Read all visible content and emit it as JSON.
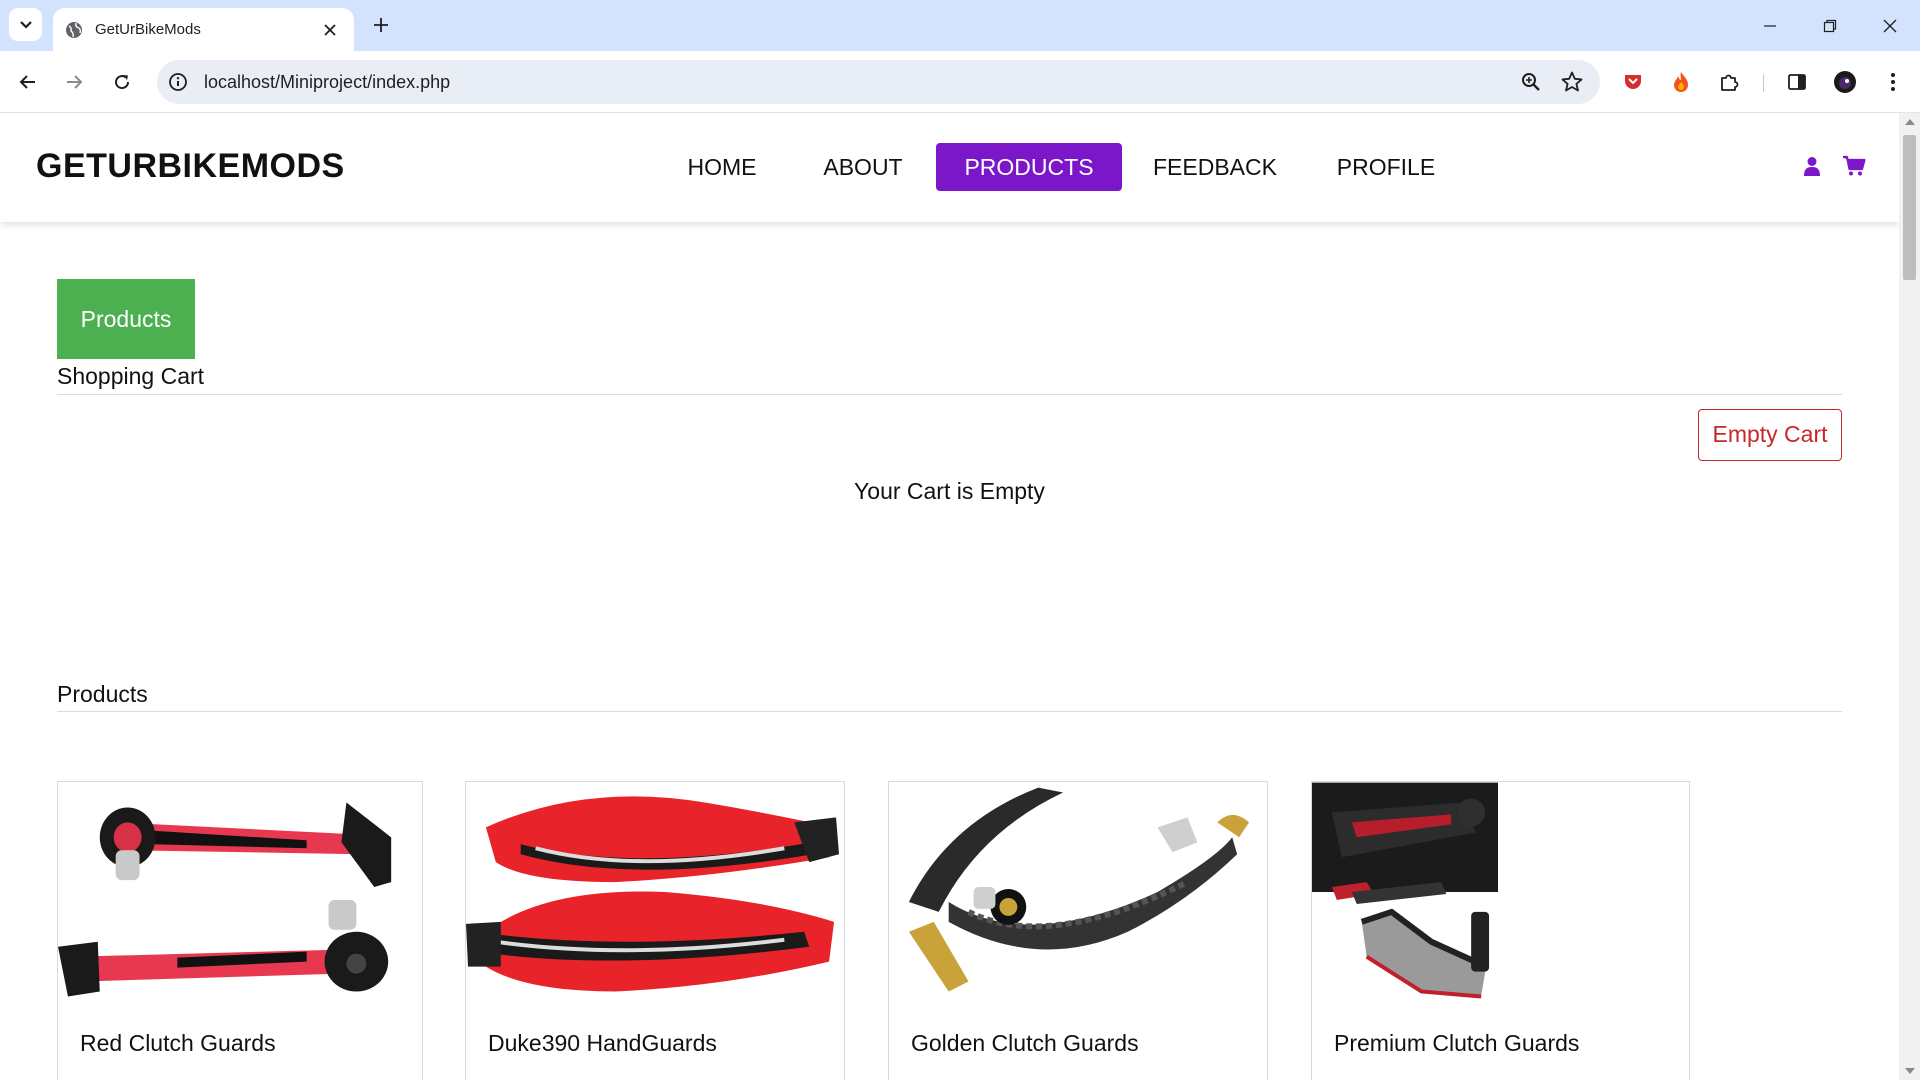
{
  "browser": {
    "tab_title": "GetUrBikeMods",
    "url": "localhost/Miniproject/index.php"
  },
  "site": {
    "logo": "GETURBIKEMODS",
    "nav": [
      "HOME",
      "ABOUT",
      "PRODUCTS",
      "FEEDBACK",
      "PROFILE"
    ],
    "active_nav": "PRODUCTS",
    "accent_color": "#7b17c9"
  },
  "cart": {
    "products_button": "Products",
    "title": "Shopping Cart",
    "empty_button": "Empty Cart",
    "empty_message": "Your Cart is Empty"
  },
  "products": {
    "title": "Products",
    "items": [
      {
        "name": "Red Clutch Guards"
      },
      {
        "name": "Duke390 HandGuards"
      },
      {
        "name": "Golden Clutch Guards"
      },
      {
        "name": "Premium Clutch Guards"
      }
    ]
  }
}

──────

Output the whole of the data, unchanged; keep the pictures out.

#### RESPONSE TO THIS EXERCISE:
Read all visible content and emit it as JSON.
{
  "browser": {
    "tab_title": "GetUrBikeMods",
    "url": "localhost/Miniproject/index.php"
  },
  "site": {
    "logo": "GETURBIKEMODS",
    "nav": [
      "HOME",
      "ABOUT",
      "PRODUCTS",
      "FEEDBACK",
      "PROFILE"
    ],
    "active_nav": "PRODUCTS",
    "accent_color": "#7b17c9"
  },
  "cart": {
    "products_button": "Products",
    "title": "Shopping Cart",
    "empty_button": "Empty Cart",
    "empty_message": "Your Cart is Empty"
  },
  "products": {
    "title": "Products",
    "items": [
      {
        "name": "Red Clutch Guards"
      },
      {
        "name": "Duke390 HandGuards"
      },
      {
        "name": "Golden Clutch Guards"
      },
      {
        "name": "Premium Clutch Guards"
      }
    ]
  }
}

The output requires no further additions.